(the stack grows down from \$1ff)

More Stack Operations
PHA push A to the stack (and adjust the stack pointer -1)
PLA pull A (pop A) from the stack (and adjust the stack pointer +1)

PHP push the processor status to the stack (and stack pointer -1)
PLP pull the processor status from the stack (and stack pointer +1)

Unfortunately, you can’t push a few arguments to the stack, jump to a sub-routine and then use those numbers…not easily, at least. Because, the jump to sub-routine also pushes the return address to the stack, on top of your numbers. PHA and PLA can be used as a cheap local variable. But, be careful. If you’re inside a sub-routine and you PHA, and forget to PLA, your program will crash when it tries to pull the return address, and gets your PHA number instead.

A few more things…

NOP  does nothing but wastes 2 cycles of CPU time
BRK  a non-maskable interrupt…will jump the program to wherever the BRK vector tells it…this usually only happens if a big error has occured, as the machine code for BRK is #00…which indicates that the program has branched to an area of the ROM with nothing there.
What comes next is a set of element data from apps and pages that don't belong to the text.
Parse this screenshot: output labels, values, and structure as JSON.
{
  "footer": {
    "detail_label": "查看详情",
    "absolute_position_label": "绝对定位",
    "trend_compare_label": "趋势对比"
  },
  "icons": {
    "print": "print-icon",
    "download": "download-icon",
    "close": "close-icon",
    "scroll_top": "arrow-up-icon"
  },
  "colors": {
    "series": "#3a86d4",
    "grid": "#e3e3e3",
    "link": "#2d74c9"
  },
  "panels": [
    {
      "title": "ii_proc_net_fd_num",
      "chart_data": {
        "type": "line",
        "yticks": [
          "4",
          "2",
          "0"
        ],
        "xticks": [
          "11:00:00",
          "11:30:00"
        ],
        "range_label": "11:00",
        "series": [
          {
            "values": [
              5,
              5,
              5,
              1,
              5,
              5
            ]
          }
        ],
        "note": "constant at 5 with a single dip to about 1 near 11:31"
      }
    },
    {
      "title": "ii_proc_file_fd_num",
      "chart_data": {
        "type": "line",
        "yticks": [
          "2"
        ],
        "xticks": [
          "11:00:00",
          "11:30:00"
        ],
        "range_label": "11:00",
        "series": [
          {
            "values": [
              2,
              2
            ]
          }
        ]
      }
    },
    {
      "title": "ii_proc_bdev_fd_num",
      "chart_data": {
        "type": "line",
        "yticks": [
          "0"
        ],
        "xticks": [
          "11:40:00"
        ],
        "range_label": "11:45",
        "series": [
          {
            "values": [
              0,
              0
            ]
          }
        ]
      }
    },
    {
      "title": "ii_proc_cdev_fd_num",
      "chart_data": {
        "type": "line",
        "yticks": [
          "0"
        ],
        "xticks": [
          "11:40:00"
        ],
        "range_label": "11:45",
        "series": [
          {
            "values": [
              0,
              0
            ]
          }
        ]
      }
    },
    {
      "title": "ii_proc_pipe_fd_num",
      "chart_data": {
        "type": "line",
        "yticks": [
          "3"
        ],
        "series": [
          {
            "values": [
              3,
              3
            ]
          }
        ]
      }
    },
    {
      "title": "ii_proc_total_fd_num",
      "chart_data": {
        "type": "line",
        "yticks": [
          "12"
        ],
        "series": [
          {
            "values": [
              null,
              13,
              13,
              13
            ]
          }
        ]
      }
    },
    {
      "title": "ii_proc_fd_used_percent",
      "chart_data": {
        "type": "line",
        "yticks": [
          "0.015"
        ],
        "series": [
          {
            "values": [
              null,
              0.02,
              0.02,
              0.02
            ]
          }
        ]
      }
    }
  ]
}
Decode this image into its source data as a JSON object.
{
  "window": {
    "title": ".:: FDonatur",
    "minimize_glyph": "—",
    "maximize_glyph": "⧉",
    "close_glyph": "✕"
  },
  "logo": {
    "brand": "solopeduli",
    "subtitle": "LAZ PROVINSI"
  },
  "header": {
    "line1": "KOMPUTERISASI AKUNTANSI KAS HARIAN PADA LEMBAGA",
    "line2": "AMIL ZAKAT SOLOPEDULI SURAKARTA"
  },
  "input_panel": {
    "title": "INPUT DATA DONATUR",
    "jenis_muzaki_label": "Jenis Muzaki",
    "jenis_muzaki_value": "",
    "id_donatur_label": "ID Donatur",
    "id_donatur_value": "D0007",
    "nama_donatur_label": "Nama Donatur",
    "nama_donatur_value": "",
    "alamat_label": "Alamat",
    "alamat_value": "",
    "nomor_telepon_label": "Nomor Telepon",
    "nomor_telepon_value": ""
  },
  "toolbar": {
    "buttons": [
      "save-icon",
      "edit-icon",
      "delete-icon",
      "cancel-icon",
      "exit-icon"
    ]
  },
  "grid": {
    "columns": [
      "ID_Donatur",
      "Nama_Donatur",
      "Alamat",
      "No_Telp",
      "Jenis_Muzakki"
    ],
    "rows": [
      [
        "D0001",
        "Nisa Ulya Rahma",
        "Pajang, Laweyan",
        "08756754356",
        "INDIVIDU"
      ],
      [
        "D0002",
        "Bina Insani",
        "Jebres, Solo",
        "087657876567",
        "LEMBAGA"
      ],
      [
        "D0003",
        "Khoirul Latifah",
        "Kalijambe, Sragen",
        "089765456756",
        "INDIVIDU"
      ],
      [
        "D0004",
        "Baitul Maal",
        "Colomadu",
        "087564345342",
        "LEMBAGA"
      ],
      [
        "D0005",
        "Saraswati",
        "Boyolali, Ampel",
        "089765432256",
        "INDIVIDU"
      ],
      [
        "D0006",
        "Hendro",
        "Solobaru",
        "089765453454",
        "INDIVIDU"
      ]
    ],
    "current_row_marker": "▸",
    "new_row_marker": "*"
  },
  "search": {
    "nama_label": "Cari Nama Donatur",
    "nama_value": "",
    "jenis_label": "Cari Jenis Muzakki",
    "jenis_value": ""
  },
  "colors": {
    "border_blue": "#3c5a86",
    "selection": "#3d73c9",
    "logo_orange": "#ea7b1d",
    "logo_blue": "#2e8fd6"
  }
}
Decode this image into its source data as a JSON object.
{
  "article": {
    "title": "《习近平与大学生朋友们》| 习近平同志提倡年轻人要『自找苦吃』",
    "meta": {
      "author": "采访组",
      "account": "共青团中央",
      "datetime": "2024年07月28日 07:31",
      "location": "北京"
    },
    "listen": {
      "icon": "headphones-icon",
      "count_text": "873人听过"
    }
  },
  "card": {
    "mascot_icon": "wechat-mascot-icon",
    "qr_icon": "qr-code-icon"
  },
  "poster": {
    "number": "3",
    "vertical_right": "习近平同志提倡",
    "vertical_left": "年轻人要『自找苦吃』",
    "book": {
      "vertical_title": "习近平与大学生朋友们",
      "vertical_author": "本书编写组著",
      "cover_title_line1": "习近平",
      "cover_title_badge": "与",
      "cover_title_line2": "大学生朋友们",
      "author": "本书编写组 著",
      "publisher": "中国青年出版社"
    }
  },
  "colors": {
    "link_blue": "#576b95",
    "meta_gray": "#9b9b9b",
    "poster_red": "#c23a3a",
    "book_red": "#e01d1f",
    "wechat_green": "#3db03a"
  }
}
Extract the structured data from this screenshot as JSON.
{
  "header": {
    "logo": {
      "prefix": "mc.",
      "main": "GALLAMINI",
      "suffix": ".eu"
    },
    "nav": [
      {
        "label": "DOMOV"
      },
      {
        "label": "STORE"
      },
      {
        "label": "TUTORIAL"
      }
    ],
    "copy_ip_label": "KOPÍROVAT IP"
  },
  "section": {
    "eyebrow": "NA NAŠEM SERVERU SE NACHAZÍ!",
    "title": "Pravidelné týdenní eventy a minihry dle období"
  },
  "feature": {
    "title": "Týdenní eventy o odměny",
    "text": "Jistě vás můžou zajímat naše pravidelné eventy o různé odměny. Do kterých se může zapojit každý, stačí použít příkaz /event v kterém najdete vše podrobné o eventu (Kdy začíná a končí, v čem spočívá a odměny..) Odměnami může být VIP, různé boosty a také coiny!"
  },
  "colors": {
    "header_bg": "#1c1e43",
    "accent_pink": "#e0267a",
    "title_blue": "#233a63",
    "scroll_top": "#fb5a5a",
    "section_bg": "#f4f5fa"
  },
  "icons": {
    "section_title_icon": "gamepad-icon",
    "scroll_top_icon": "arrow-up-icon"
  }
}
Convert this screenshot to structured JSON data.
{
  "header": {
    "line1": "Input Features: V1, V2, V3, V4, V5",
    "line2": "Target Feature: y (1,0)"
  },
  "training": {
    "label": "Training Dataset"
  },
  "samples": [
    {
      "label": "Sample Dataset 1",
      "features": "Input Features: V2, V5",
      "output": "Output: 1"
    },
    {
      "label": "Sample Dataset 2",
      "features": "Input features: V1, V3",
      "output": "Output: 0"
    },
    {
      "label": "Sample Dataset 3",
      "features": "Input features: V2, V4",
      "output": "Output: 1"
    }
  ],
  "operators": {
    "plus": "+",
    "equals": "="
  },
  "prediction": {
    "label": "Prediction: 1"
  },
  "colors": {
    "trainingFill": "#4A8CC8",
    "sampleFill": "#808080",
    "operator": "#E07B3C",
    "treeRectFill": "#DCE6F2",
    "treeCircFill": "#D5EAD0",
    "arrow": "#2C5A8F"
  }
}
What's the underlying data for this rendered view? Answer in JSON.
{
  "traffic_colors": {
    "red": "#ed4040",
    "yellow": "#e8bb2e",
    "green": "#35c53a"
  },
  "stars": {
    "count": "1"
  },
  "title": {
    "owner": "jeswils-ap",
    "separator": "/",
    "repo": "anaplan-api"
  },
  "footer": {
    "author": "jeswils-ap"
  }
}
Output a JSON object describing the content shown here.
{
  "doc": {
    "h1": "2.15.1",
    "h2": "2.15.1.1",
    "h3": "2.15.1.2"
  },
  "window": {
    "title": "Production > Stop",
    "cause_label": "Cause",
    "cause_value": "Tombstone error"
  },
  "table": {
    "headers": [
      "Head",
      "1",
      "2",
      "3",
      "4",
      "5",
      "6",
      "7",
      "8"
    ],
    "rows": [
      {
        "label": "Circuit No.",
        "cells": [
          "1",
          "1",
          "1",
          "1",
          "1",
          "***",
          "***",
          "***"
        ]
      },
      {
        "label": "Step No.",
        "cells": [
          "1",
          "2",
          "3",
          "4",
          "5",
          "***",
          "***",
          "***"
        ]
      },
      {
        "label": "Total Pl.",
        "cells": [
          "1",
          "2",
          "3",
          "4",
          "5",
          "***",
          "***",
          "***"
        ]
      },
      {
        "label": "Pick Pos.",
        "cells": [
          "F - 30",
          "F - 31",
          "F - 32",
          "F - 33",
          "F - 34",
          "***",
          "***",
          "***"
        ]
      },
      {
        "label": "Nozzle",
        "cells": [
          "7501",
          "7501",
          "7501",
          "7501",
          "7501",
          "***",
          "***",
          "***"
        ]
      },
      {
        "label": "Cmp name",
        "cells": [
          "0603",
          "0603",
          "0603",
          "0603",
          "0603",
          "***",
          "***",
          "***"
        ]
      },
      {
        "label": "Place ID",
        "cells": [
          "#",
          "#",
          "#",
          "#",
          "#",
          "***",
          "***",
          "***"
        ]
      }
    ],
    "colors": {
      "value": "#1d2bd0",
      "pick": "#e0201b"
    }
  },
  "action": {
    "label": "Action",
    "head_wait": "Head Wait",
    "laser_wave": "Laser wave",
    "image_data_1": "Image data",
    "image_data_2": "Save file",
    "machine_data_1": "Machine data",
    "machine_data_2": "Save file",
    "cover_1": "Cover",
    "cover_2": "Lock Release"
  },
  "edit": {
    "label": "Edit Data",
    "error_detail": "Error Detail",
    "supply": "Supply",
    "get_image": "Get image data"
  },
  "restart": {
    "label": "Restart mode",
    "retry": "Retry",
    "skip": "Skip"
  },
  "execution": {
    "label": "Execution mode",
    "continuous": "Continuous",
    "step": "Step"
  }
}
And, next time we will go over jumping, branching, and comparison.